Another example. Leading Japanese companies GS Yuasa and Honda, and Blue Energy, a joint venture between the two companies, have announced that their plans for research, development and investment in mass production of lithium-ion batteries, primarily for BEVs (battery electric vehicles). The plans for 2027 start of production have now been approved by the Japanese Government.
Volkswagen Group is also investing for its global footprint in battery cells. Volkswagen and its dedicated battery unit PowerCo SE will build their largest cell factory to date in Canada, with production planned to start in 2027. Since its launch in July 2022, PowerCo SE has decided on the location of three cell factories in Salzgitter, Valencia and St. Thomas in North America. By 2030, VW aimes for PowerCo and partners to generate annual revenue of over 20 billion euros.
Volkswagen set up PowerCo SE in Germany as a separate battery company, bundling the group’s global battery business across the entire value chain – from raw material supply and development to the construction and operation of gigafactories.
The ambitious goal of Volkswagen is to have 80% of its vehicles electric by 2030.
Previously, the company formed a joint venture with Umicore in December 2021, to gain access to Umicore’s battery technology, which was the company’s major step in achieving its goal. And the current investment in the Canadian plant is the next step towards the greater vertical integration of its supply chain. These strategic investments will help Volkswagen further strengthen its battery production capabilities and cost management.
Lucy Tripathi, Automotive Senior Analyst at GlobalData, says the sudden rise in acceptance of electrified vehicles and the scale of the transition ahead has been compelling major automakers to align their future strategic plans with this trend.
She points out: “According to GlobalData estimates, 19.4 million units of electrified vehicles were sold in 2022 globally, recording an annual growth rate of 40.2%. The sales are estimated to increase to 43.8 million units by 2026, registering a compound annual growth rate (CAGR) of 26% over 2021-2026. The global batteries market saw sales of 94.9 million units in 2022 and is expected to witness sales of 119.9 million units by 2026, registering a CAGR of 7.4%. In 2021, Toyota Group and Volkswagen were the leading electrified vehicle manufacturer companies with a market share of 10.7% and 9.5%, respectively, in the global electrified vehicle market.”
Once fully operational, the Ontario gigafactory – with an estimated annual production capacity of 90 Gwh – will boost the company’s future plans.

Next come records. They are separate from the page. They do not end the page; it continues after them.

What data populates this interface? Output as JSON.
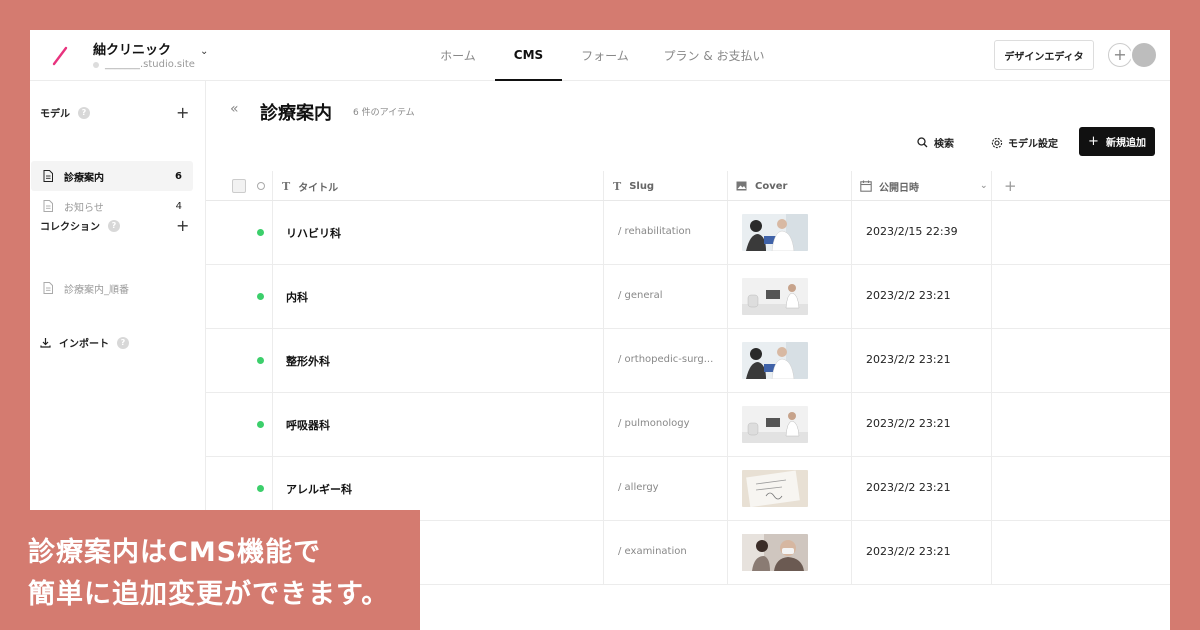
{
  "site": {
    "name": "紬クリニック",
    "url": "_______.studio.site"
  },
  "nav": {
    "tabs": [
      "ホーム",
      "CMS",
      "フォーム",
      "プラン & お支払い"
    ],
    "active": "CMS"
  },
  "header": {
    "design_editor_label": "デザインエディタ"
  },
  "sidebar": {
    "models_label": "モデル",
    "models": [
      {
        "label": "診療案内",
        "count": "6"
      },
      {
        "label": "お知らせ",
        "count": "4"
      }
    ],
    "collections_label": "コレクション",
    "collections": [
      {
        "label": "診療案内_順番"
      }
    ],
    "import_label": "インポート"
  },
  "main": {
    "title": "診療案内",
    "item_count": "6 件のアイテム",
    "search_label": "検索",
    "model_settings_label": "モデル設定",
    "new_label": "新規追加"
  },
  "table": {
    "columns": [
      "タイトル",
      "Slug",
      "Cover",
      "公開日時"
    ],
    "rows": [
      {
        "title": "リハビリ科",
        "slug": "/ rehabilitation",
        "date": "2023/2/15 22:39",
        "cover": "doctor-consult"
      },
      {
        "title": "内科",
        "slug": "/ general",
        "date": "2023/2/2 23:21",
        "cover": "clinic-room"
      },
      {
        "title": "整形外科",
        "slug": "/ orthopedic-surg...",
        "date": "2023/2/2 23:21",
        "cover": "doctor-consult"
      },
      {
        "title": "呼吸器科",
        "slug": "/ pulmonology",
        "date": "2023/2/2 23:21",
        "cover": "clinic-room"
      },
      {
        "title": "アレルギー科",
        "slug": "/ allergy",
        "date": "2023/2/2 23:21",
        "cover": "medical-chart"
      },
      {
        "title": "",
        "slug": "/ examination",
        "date": "2023/2/2 23:21",
        "cover": "patient-exam"
      }
    ]
  },
  "caption": {
    "line1": "診療案内はCMS機能で",
    "line2": "簡単に追加変更ができます。"
  },
  "colors": {
    "background": "#d47b70",
    "status_green": "#3ccf6b",
    "brand_pink": "#e8337e"
  }
}
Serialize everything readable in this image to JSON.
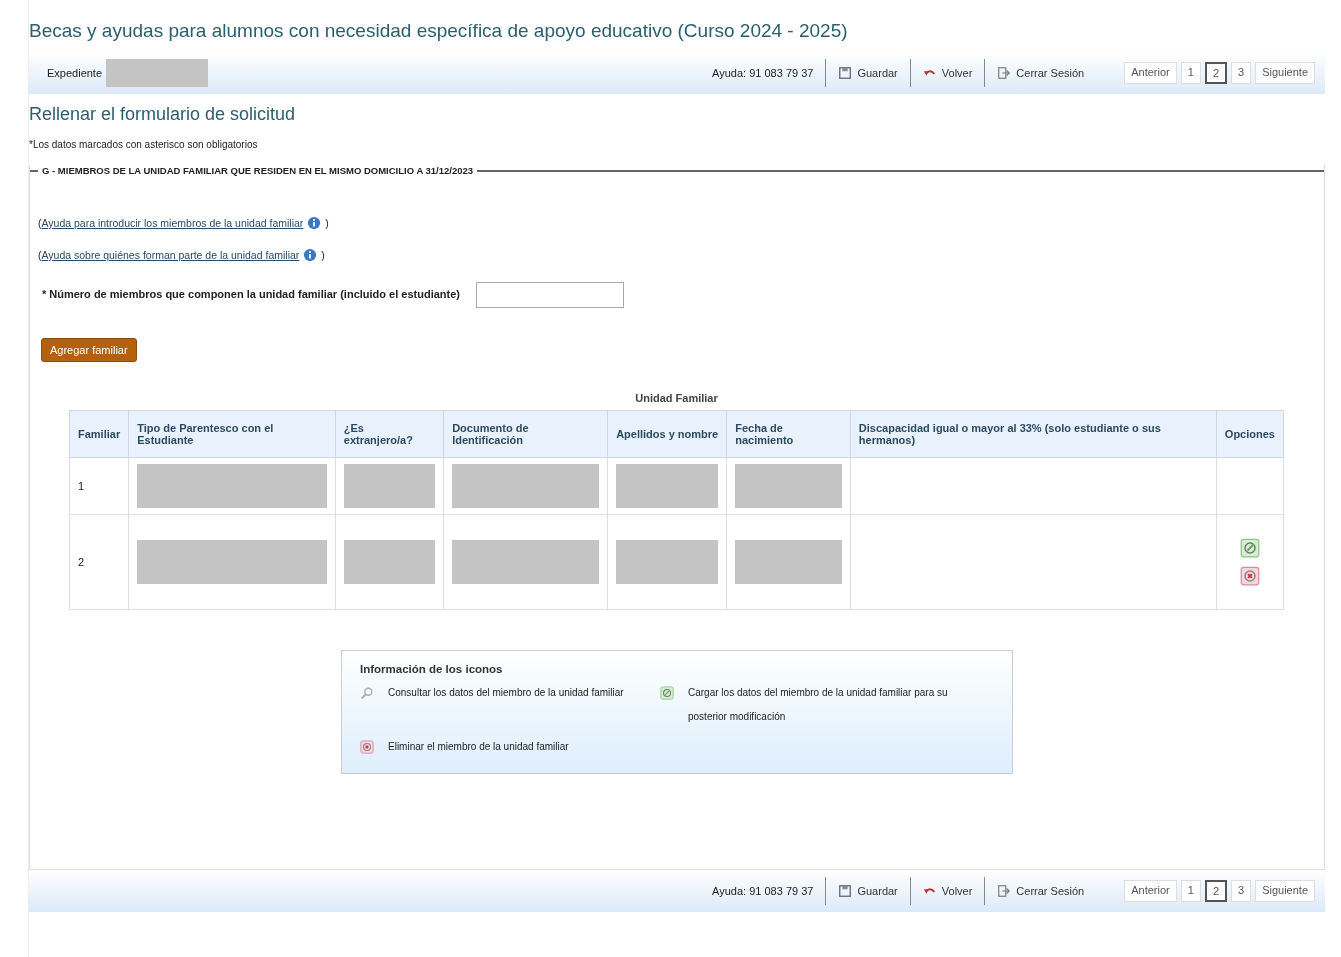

Tripathi goes further: “With its extensive technology, innovation, and industrial know-how, Volkswagen will not only retain its dominant position in the rapidly changing car market but also challenge the world leader Toyota Group.”
It’s all to play for in what is going to become a highly dynamic competitive landscape in an automotive value chain that will look very different from today’s by 2030.
Source from Just-auto.com
Disclaimer: The information set forth above is provided by Just-auto.com independently of Alibaba.com. Alibaba.com makes no representation and warranties as to the quality and reliability of the seller and products.